Such a belief is totally out of sync with the historical narratives of the Bible which indicate that faithful men of God experienced intense and long-term suffering:

Job experienced every kind of human suffering [Job 1 & 2].

Paul suffered a long term physical condition [2Corinthians 12:7-10].

Timothy suffered a chronic stomach problem and on-going weaknesses [1Timothy 5:23].

Epaphroditus suffered a near fatal illness [Philippians 2:19-30].

The belief that God wants every Christian to be exempt from suffering is also out of sync with the Bible’s teaching that suffering is the status quo from Genesis 3 to Revelation 20. The Bible teaches that suffering is simply the way it is during this present age. This is true of the created world; this is true of unbelievers; this is true of believers. Even the indwelling Holy Spirit groans in agony because of our suffering [Romans 8:18-27]. The removal of suffering occurs only after the return of Christ and the final judgement. Regardless of what some Christians teach, we are not in heaven yet, and have no biblical grounds for expecting to enjoy in this pen-ultimate era, the freedom from suffering that is clearly promised us as part of the ultimate era - the new heavens and the new earth [Revelation 21:4].

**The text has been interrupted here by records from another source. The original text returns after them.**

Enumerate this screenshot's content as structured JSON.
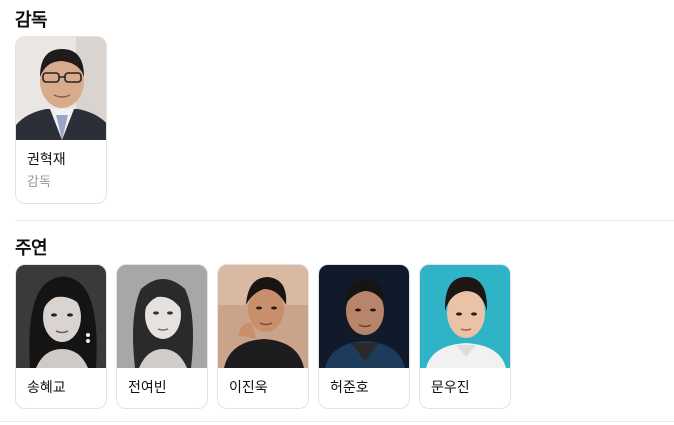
{
  "directors": {
    "title": "감독",
    "people": [
      {
        "name": "권혁재",
        "role": "감독"
      }
    ]
  },
  "cast": {
    "title": "주연",
    "people": [
      {
        "name": "송혜교"
      },
      {
        "name": "전여빈"
      },
      {
        "name": "이진욱"
      },
      {
        "name": "허준호"
      },
      {
        "name": "문우진"
      }
    ]
  }
}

In addition, those who acknowledge allegiance to Christ also suffer directly because of that allegiance. Neither Jesus nor his apostles thought this at all remarkable. Rather, it is to be expected. Those who belong to Jesus suffer the world’s rejection, just like Jesus. The Bible knows nothing of that kind of triumphalism that expects and tries to bring about Christian world dominion.

So Peter, in his first letter, focuses heavily on the suffering his readers were experiencing. While their absolutely certain present and future salvation is the cause of great, inexpressible and glorious joy, this joy is felt not because there is no suffering, but in the context of significant and sometimes intense suffering.

Peter sees no conflict or inconsistency in this. Faith does not somehow rule out suffering, rather faith exists in the midst of suffering. So Peter wrote:

‘In this you greatly rejoice, though now for a little while you may have had to suffer grief in all kinds of trials’ [1:6].

These few words reveal important truths about Christian suffering:

It is ‘now’ – in contrast to the complete salvation that will be revealed at the return of Christ.

It is ‘for a little while’ – it is limited in duration, in contrast to salvation, which is eternal. Also, it is limited in its size and extent, as Paul points out in 1Corinthians 10:13.

It is distressing. Paul uses the word lupeo – which means to be heavy-hearted, to grieve.

It comes in many forms – ‘all kinds’.

Its common component is pressure. The NIV reads ‘trials’. The KJV has ‘temptations’. The core meaning of the word is ‘pressure’. In the devil’s hand the pressure is aimed at forcing us to give in and give up on Jesus. In God’s hand the pressure proves the integrity of our faith.

Rather than faith in Christ and suffering being incompatible, the survival of our faith in Christ through the suffering confirms its validity.